This kind of blunt injury can bruise the heart muscle, which is known as a myocardial contusion. It can also potentially damage one of the heart valves, which can cause heart failure or even tear the wall of the heart (a ventricular rupture).
Monitoring and testing can help determine if there was an injury to the heart
The last two of these, if not caught and treated (often surgically) immediately can prove fatal. Symptoms of any of these injuries can be obvious right away, or at least to first responders who can begin to do heart monitoring in the ambulance until further testing can be done at the hospital.
Sometimes, symptoms may not develop for hours. However, it’s still crucial to get your heart checked out at the hospital after a crash if you’ve suffered an injury in that area or noticed any changes to your breathing or heart rate.
A myocardial contusion can be mild, in which case it can heal on its own.
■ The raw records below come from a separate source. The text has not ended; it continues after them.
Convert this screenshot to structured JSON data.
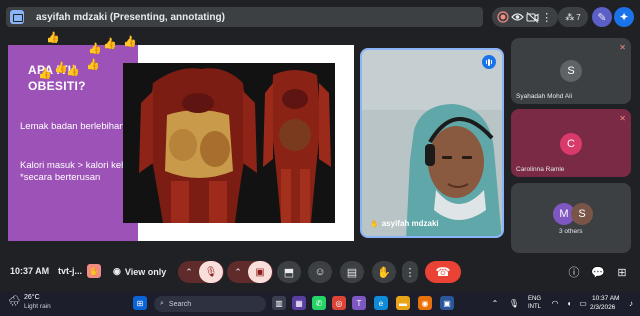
{
  "window": {
    "presenting_title": "asyifah mdzaki (Presenting, annotating)",
    "people_count": "7"
  },
  "slide": {
    "title": "APA ITU OBESITI?",
    "bullet1": "Lemak badan berlebihan",
    "bullet2": "Kalori masuk > kalori keluar *secara berterusan"
  },
  "main_participant": {
    "name": "asyifah mdzaki"
  },
  "side_participants": [
    {
      "initial": "S",
      "name": "Syahadah Mohd Ali",
      "avatar_color": "#5f6368"
    },
    {
      "initial": "C",
      "name": "Carolinna Ramle",
      "avatar_color": "#c2185b"
    },
    {
      "initials": [
        "M",
        "S"
      ],
      "label": "3 others",
      "avatar_colors": [
        "#7e57c2",
        "#795548"
      ]
    }
  ],
  "bottom_bar": {
    "time": "10:37 AM",
    "meeting_code": "tvt-j...",
    "view_only": "View only"
  },
  "taskbar": {
    "weather_temp": "26°C",
    "weather_desc": "Light rain",
    "search_placeholder": "Search",
    "lang_top": "ENG",
    "lang_bottom": "INTL",
    "clock_time": "10:37 AM",
    "clock_date": "2/3/2026"
  },
  "colors": {
    "slide_purple": "#9d52b8",
    "end_call": "#ea4335",
    "accent_blue": "#8ab4f8",
    "side_tile_pink": "#7a2a45"
  }
}
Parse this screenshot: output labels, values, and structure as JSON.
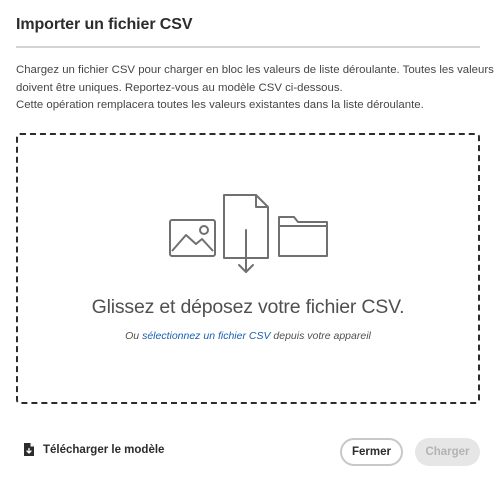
{
  "dialog": {
    "title": "Importer un fichier CSV",
    "description_lines": [
      "Chargez un fichier CSV pour charger en bloc les valeurs de liste déroulante. Toutes les valeurs",
      "doivent être uniques. Reportez-vous au modèle CSV ci-dessous.",
      "Cette opération remplacera toutes les valeurs existantes dans la liste déroulante."
    ],
    "dropzone": {
      "heading": "Glissez et déposez votre fichier CSV.",
      "sub_prefix": "Ou ",
      "sub_link": "sélectionnez un fichier CSV",
      "sub_suffix": " depuis votre appareil"
    },
    "footer": {
      "download_template_label": "Télécharger le modèle",
      "close_label": "Fermer",
      "upload_label": "Charger"
    },
    "colors": {
      "link": "#1a5fb4",
      "illustration_stroke": "#707070",
      "dropzone_border": "#2c2c2c"
    },
    "icons": [
      "image-icon",
      "file-download-icon",
      "folder-icon",
      "document-download-icon"
    ]
  }
}
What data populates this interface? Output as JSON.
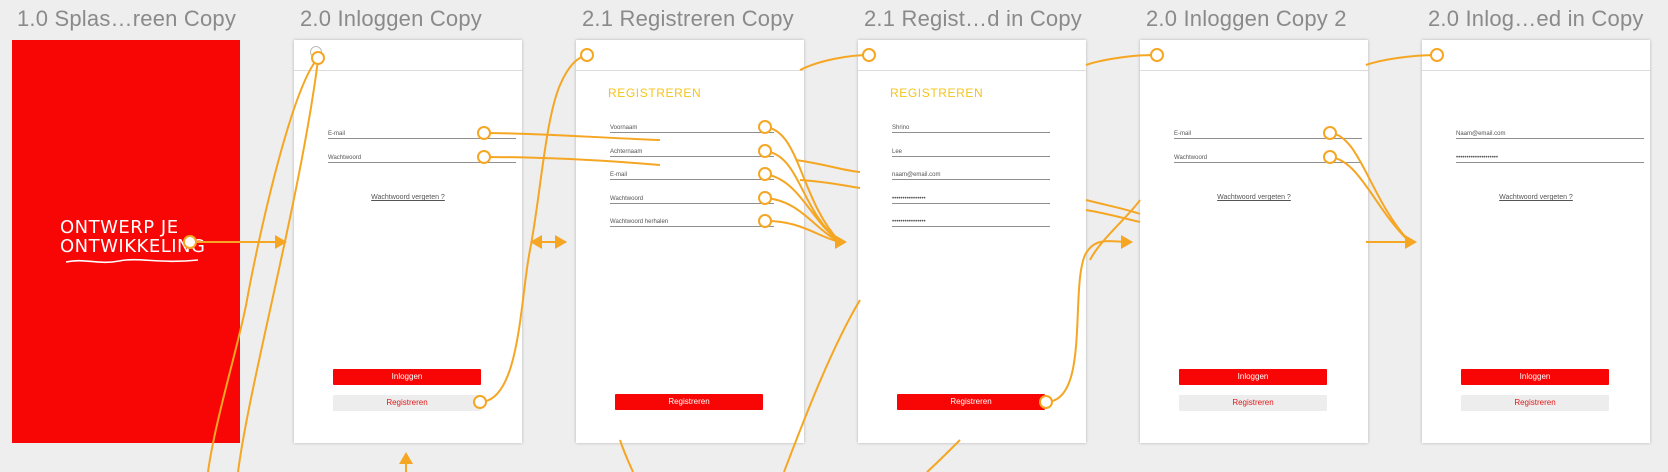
{
  "colors": {
    "connector": "#f5a623",
    "brand_red": "#f80505",
    "section_yellow": "#f5c518",
    "canvas_bg": "#eeeeee"
  },
  "artboards": [
    {
      "title": "1.0 Splas…reen Copy",
      "logo": {
        "line1": "ONTWERP JE",
        "line2": "ONTWIKKELING"
      }
    },
    {
      "title": "2.0 Inloggen Copy",
      "fields": [
        "E-mail",
        "Wachtwoord"
      ],
      "link": "Wachtwoord vergeten ?",
      "primary_button": "Inloggen",
      "secondary_button": "Registreren"
    },
    {
      "title": "2.1 Registreren Copy",
      "heading": "REGISTREREN",
      "fields": [
        "Voornaam",
        "Achternaam",
        "E-mail",
        "Wachtwoord",
        "Wachtwoord herhalen"
      ],
      "primary_button": "Registreren"
    },
    {
      "title": "2.1 Regist…d in Copy",
      "heading": "REGISTREREN",
      "fields": [
        "Shrino",
        "Lee",
        "naam@email.com",
        "••••••••••••••••",
        "••••••••••••••••"
      ],
      "primary_button": "Registreren"
    },
    {
      "title": "2.0 Inloggen Copy 2",
      "fields": [
        "E-mail",
        "Wachtwoord"
      ],
      "link": "Wachtwoord vergeten ?",
      "primary_button": "Inloggen",
      "secondary_button": "Registreren"
    },
    {
      "title": "2.0 Inlog…ed in Copy",
      "fields": [
        "Naam@email.com",
        "••••••••••••••••••••"
      ],
      "link": "Wachtwoord vergeten ?",
      "primary_button": "Inloggen",
      "secondary_button": "Registreren"
    }
  ]
}
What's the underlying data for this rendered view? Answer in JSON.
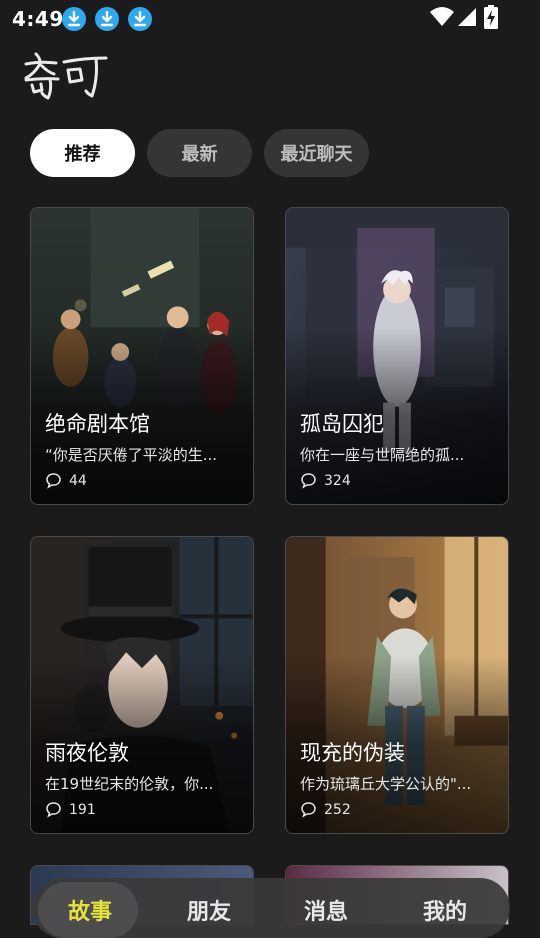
{
  "status": {
    "time": "4:49"
  },
  "tabs": [
    {
      "label": "推荐",
      "active": true
    },
    {
      "label": "最新",
      "active": false
    },
    {
      "label": "最近聊天",
      "active": false
    }
  ],
  "cards": [
    {
      "title": "绝命剧本馆",
      "desc": "“你是否厌倦了平淡的生...",
      "comments": "44"
    },
    {
      "title": "孤岛囚犯",
      "desc": "你在一座与世隔绝的孤...",
      "comments": "324"
    },
    {
      "title": "雨夜伦敦",
      "desc": "在19世纪末的伦敦，你...",
      "comments": "191"
    },
    {
      "title": "现充的伪装",
      "desc": "作为琉璃丘大学公认的\"...",
      "comments": "252"
    }
  ],
  "nav": [
    {
      "label": "故事",
      "active": true
    },
    {
      "label": "朋友",
      "active": false
    },
    {
      "label": "消息",
      "active": false
    },
    {
      "label": "我的",
      "active": false
    }
  ],
  "colors": {
    "accent": "#e6e23c",
    "download_badge": "#2ea8ee",
    "background": "#1b1b1b"
  }
}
In more serious cases, surgery may be required. Any of these injuries can cause permanent damage to the heart that requires regular monitoring and care. In some cases, people may have to give up their job if it’s too strenuous.
If you or a loved one has suffered heart damage in a crash, don’t settle with the at-fault driver’s insurance company until you know the full extent of your injuries. Having experienced legal guidance is key.